On September 13, the United States recognizes Uncle Sam Day in commemoration of the man behind the iconic image. The fascinating nickname for the United States government was born on September 13, 1766.
Perhaps the most famous image of Uncle Sam was created by artist James Montgomery Flagg (1877-1960). In Flagg’s version, Uncle Sam wears a tall top hat and blue jacket and is pointing straight ahead at the viewer. During World War I, this portrait of Sam with the words “I Want You For The U.S. Army” was used as a recruiting poster. The image, which became immensely popular, was first used on the cover of Leslie’s Weekly in July 1916 with the title “What Are You Doing for Preparedness?” The poster was widely distributed and has subsequently been re-used numerous times with different captions.
Sam Wilson, a meatpacker from New York, supplied barrels of meat to soldiers during the war of 1812. To identify the meat for shipment, Wilson prominently stamped “U.S.” on the barrels. It wasn’t long before the soldiers dubbed the grub a delivery from Uncle Sam. As such nicknames tend to do, its popularity spread.
The first illustration of Uncle Sam is unlike the one we know today. Published by Harper’s Weekly in 1861, the young government representative (a starred bandana on his head and wearing a striped vest) is depicted dividing up Virginia like a butcher. Through the years, the image of Uncle Sam would take many forms.
Credit is given to German-born illustrator and cartoonist Thomas Nast for developing the long-legged Uncle Sam we know today. With the starred top hat and striped pants, the Uncle Sam debut in Harper’s Weekly, also. He took on many issues with Nast as his illustrator. Some of the issues topics included Boss Tweed, Union recruitment, and Reconstruction.
During the modern era, Uncle Sam obtained some color. The United States Army awarded Montgomery Flagg with the artwork for the familiar portrait used in the “I Want You For The U.S. Army” campaign during World War I. It first appeared on the cover of Leslie’s Weekly, an illustrated literary and news magazine.

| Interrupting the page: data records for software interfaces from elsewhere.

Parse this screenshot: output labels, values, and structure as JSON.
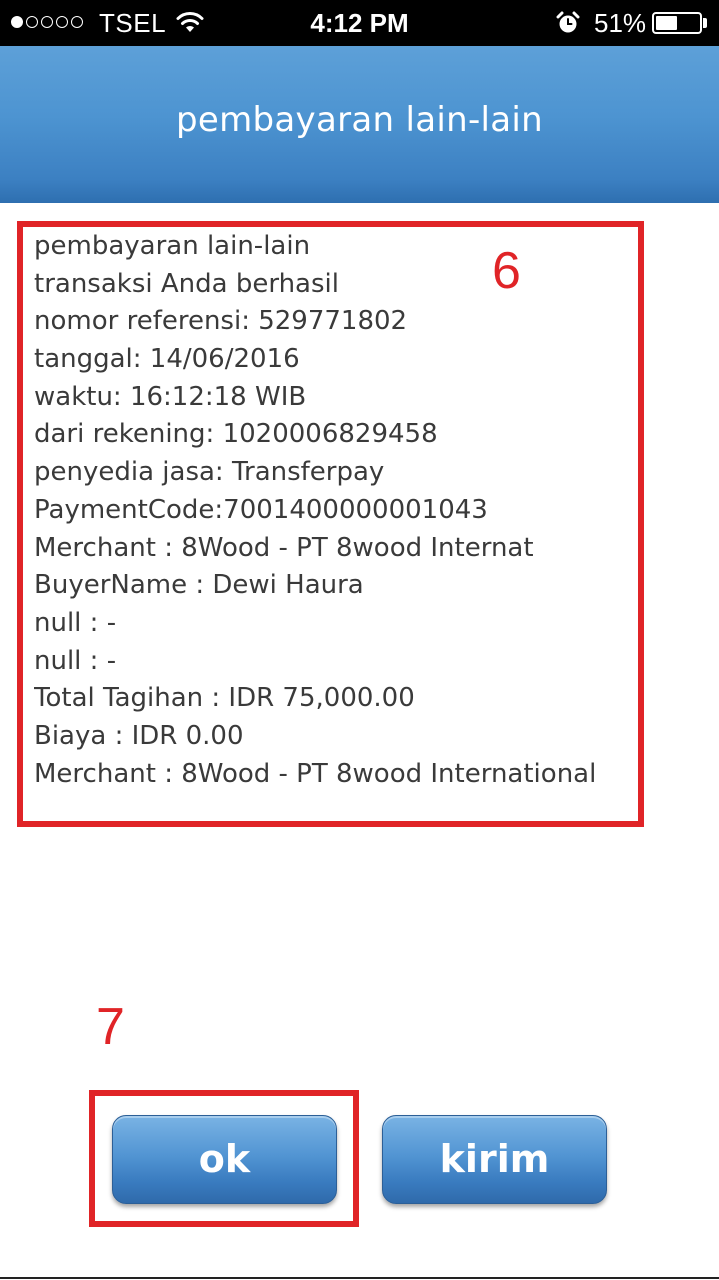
{
  "status_bar": {
    "carrier": "TSEL",
    "time": "4:12 PM",
    "battery": "51%",
    "battery_level": 0.51,
    "signal_bars_filled": 1,
    "signal_bars_total": 5,
    "icons": [
      "wifi-icon",
      "alarm-icon",
      "battery-icon"
    ]
  },
  "header": {
    "title": "pembayaran lain-lain"
  },
  "receipt": {
    "lines": [
      "pembayaran lain-lain",
      "transaksi Anda berhasil",
      "nomor referensi: 529771802",
      "tanggal: 14/06/2016",
      "waktu: 16:12:18 WIB",
      "dari rekening: 1020006829458",
      "penyedia jasa: Transferpay",
      "PaymentCode:7001400000001043",
      "Merchant : 8Wood - PT 8wood Internat",
      "BuyerName : Dewi Haura",
      "null : -",
      "null : -",
      "Total Tagihan : IDR 75,000.00",
      "Biaya : IDR 0.00",
      "Merchant : 8Wood - PT 8wood International"
    ]
  },
  "annotations": {
    "receipt_step": "6",
    "ok_step": "7",
    "color": "#e02427"
  },
  "buttons": {
    "ok_label": "ok",
    "kirim_label": "kirim"
  },
  "colors": {
    "header_blue": "#4d94d1",
    "button_blue": "#3a7cc0",
    "text": "#3a3a3a"
  }
}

President George H. W. Bush proclaimed Uncle Sam Day to be September 13, 1989, in honor of the anniversary of the birth of Samuel Wilson. It coincided with the bicentennial celebration of the City of Troy, New York where Wilson lived and worked. The City of Troy requested the designation of the President.
On September 7, 1813, the United States gets its nickname, Uncle Sam. The name is linked to Samuel Wilson, a meat packer from Troy, New York, who supplied barrels of beef to the United States Army during the War of 1812. Wilson (1766-1854) stamped the barrels with “U.S.” for the United States, but soldiers began referring to the grub as “Uncle Sam’s.” The local newspaper picked up on the story and Uncle Sam eventually gained widespread acceptance as the nickname for—and personification of—the U.S. federal government.